One wife waited patiently, then impatiently, for her husband to repair the lawn mower as he had promised. One day, not wanting to confront him in anger, she tried another tack. That was the day he came home and found her seated on the ground snipping grass with sewing scissors, one blade at a time. He watched in absolute amazement. Then he went into the house and returned with a toothbrush.
"Honey," he said, "when you finish
cutting the grass would you mind sweeping the sidewalks?"
laughed. And, more importantly, he turned his attention to the
We've all been there. We want to encourage a child to do her
homework, or a spouse to complete a project, or a colleague to follow through.
How can we encourage without criticizing, nagging, berating or
Maybe because I'm the one that occasionally has to be nudged,
I've learned a few important things about the finer points of positive
First, whenever possible, try to keep it light-hearted. The
careful use of humor can work in any relationship to make the point in a way it
will be heard. Sometimes we are so frustrated we know that however we say it, it
will be bound to come out wrong.
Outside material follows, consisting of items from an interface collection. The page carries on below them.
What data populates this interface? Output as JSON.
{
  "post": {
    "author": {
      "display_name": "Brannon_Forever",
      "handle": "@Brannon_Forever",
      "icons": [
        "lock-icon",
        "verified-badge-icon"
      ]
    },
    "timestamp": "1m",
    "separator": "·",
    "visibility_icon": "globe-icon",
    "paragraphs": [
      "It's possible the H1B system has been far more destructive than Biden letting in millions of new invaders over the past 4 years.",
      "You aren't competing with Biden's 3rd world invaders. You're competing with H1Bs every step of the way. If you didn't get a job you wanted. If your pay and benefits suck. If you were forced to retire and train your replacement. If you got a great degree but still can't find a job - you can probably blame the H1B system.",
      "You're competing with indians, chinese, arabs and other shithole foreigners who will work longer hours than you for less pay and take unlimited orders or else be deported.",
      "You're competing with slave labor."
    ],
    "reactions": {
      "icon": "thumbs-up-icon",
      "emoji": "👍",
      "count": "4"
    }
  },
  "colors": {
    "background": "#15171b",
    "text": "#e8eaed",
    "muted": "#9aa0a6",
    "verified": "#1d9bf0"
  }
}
These are especially the times when humor may
Second, without exception, be polite and respectful. Sometimes
it's more about how we say it than what we say. Too much of the world is run on
the theory that you don't need road manners if you drive a five-ton truck. No
one wants to be forced, pushed, run over, cajoled or manipulated. They want to
Finally, as often as you can, show appreciation. Novelist
Arnold Bennett had a publisher who boasted about the consistently exceptional
work of his assistant. One day while visiting the publisher's office, Bennett
struck up a conversation with the valued employee. He told her what her boss
said about her work. "What's your secret?" he asked.
"It's not my
secret," said the assistant, "it's his." She went on to tell him that her boss
always acknowledges and appreciates everything she does, regardless how
insignificant. That is why she finds it so easy to take pride in her work. The
appreciation of her employer nudges her toward constant
These are a few of the finer points of positive motivation.
And even if motivating is not your purpose, respect and appreciation, topped off
with a little humor is bound to improve any relationship.
-- Steve Goodier (Life Support System)